[Interface dataset entries]

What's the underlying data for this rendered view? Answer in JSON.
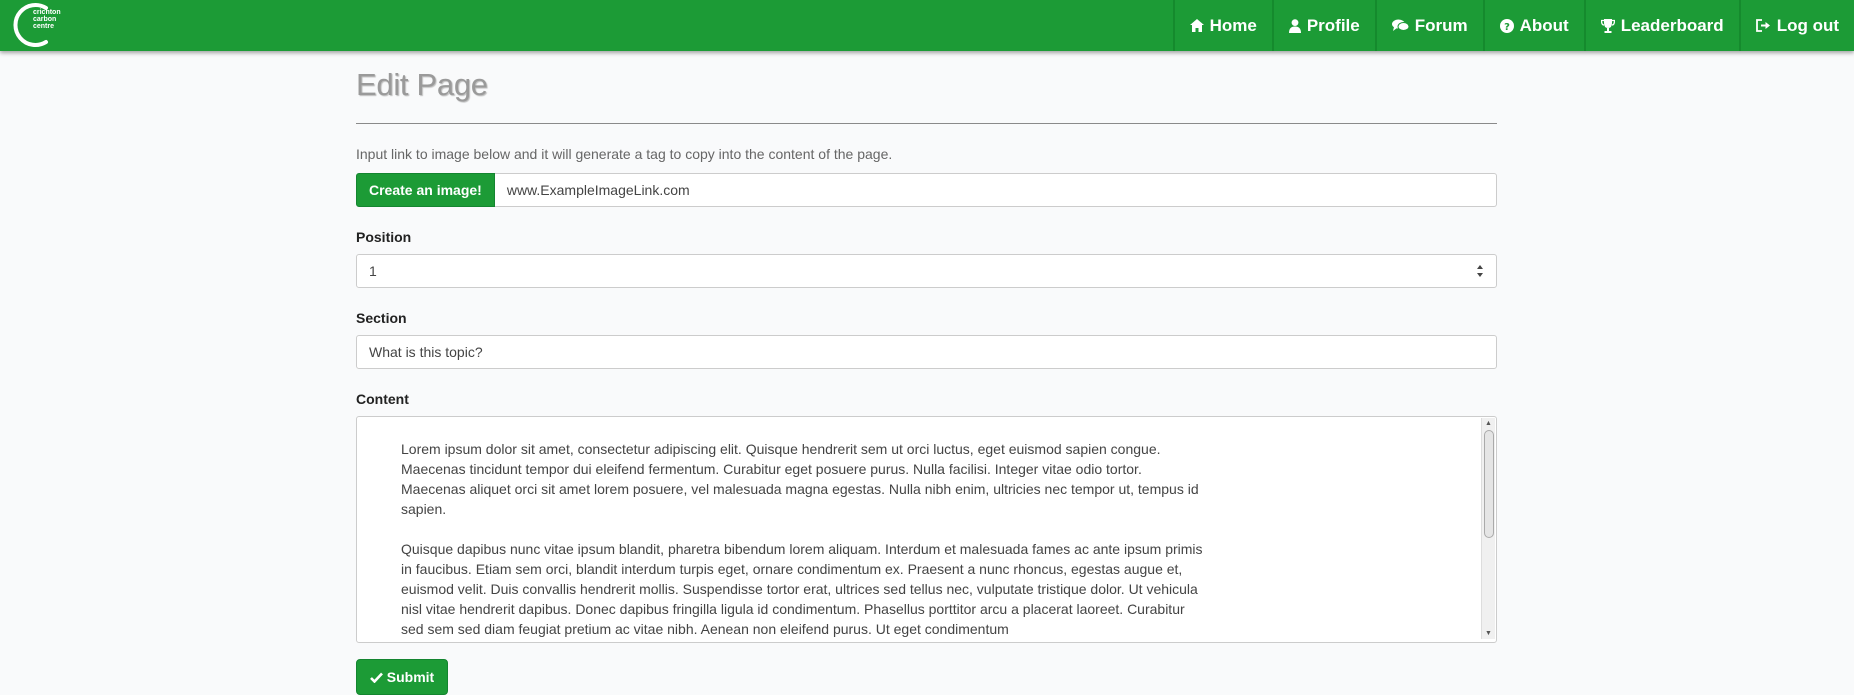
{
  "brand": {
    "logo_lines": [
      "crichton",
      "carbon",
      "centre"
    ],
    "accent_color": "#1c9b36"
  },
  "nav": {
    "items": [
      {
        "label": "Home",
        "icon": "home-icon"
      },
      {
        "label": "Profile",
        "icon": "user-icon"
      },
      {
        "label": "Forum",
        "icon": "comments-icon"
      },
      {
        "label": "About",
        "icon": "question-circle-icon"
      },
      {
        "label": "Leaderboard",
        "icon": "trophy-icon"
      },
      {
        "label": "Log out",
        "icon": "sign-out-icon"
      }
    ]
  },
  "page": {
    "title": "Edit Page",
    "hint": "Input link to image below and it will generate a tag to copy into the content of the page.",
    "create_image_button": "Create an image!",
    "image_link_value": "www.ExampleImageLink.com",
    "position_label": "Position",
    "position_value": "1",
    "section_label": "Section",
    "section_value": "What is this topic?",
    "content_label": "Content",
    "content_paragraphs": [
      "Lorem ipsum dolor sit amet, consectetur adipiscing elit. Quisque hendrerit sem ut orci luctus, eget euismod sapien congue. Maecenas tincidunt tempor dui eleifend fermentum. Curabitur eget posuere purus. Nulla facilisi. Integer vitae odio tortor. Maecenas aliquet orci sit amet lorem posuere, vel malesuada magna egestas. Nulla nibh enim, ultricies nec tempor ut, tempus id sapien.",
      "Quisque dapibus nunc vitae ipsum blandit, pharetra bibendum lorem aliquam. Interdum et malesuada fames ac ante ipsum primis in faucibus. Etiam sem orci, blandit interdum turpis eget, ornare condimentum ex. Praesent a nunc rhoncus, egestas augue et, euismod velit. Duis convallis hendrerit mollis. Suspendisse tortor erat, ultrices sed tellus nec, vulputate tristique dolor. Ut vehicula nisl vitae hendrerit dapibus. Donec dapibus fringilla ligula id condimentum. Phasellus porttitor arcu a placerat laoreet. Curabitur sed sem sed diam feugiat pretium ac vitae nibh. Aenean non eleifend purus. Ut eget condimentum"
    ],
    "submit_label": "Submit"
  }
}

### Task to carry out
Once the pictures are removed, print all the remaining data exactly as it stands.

### Solution for this task
What's the underlying data for this rendered view? Answer in JSON.
{
  "brand": {
    "logo_lines": [
      "crichton",
      "carbon",
      "centre"
    ],
    "accent_color": "#1c9b36"
  },
  "nav": {
    "items": [
      {
        "label": "Home",
        "icon": "home-icon"
      },
      {
        "label": "Profile",
        "icon": "user-icon"
      },
      {
        "label": "Forum",
        "icon": "comments-icon"
      },
      {
        "label": "About",
        "icon": "question-circle-icon"
      },
      {
        "label": "Leaderboard",
        "icon": "trophy-icon"
      },
      {
        "label": "Log out",
        "icon": "sign-out-icon"
      }
    ]
  },
  "page": {
    "title": "Edit Page",
    "hint": "Input link to image below and it will generate a tag to copy into the content of the page.",
    "create_image_button": "Create an image!",
    "image_link_value": "www.ExampleImageLink.com",
    "position_label": "Position",
    "position_value": "1",
    "section_label": "Section",
    "section_value": "What is this topic?",
    "content_label": "Content",
    "content_paragraphs": [
      "Lorem ipsum dolor sit amet, consectetur adipiscing elit. Quisque hendrerit sem ut orci luctus, eget euismod sapien congue. Maecenas tincidunt tempor dui eleifend fermentum. Curabitur eget posuere purus. Nulla facilisi. Integer vitae odio tortor. Maecenas aliquet orci sit amet lorem posuere, vel malesuada magna egestas. Nulla nibh enim, ultricies nec tempor ut, tempus id sapien.",
      "Quisque dapibus nunc vitae ipsum blandit, pharetra bibendum lorem aliquam. Interdum et malesuada fames ac ante ipsum primis in faucibus. Etiam sem orci, blandit interdum turpis eget, ornare condimentum ex. Praesent a nunc rhoncus, egestas augue et, euismod velit. Duis convallis hendrerit mollis. Suspendisse tortor erat, ultrices sed tellus nec, vulputate tristique dolor. Ut vehicula nisl vitae hendrerit dapibus. Donec dapibus fringilla ligula id condimentum. Phasellus porttitor arcu a placerat laoreet. Curabitur sed sem sed diam feugiat pretium ac vitae nibh. Aenean non eleifend purus. Ut eget condimentum"
    ],
    "submit_label": "Submit"
  }
}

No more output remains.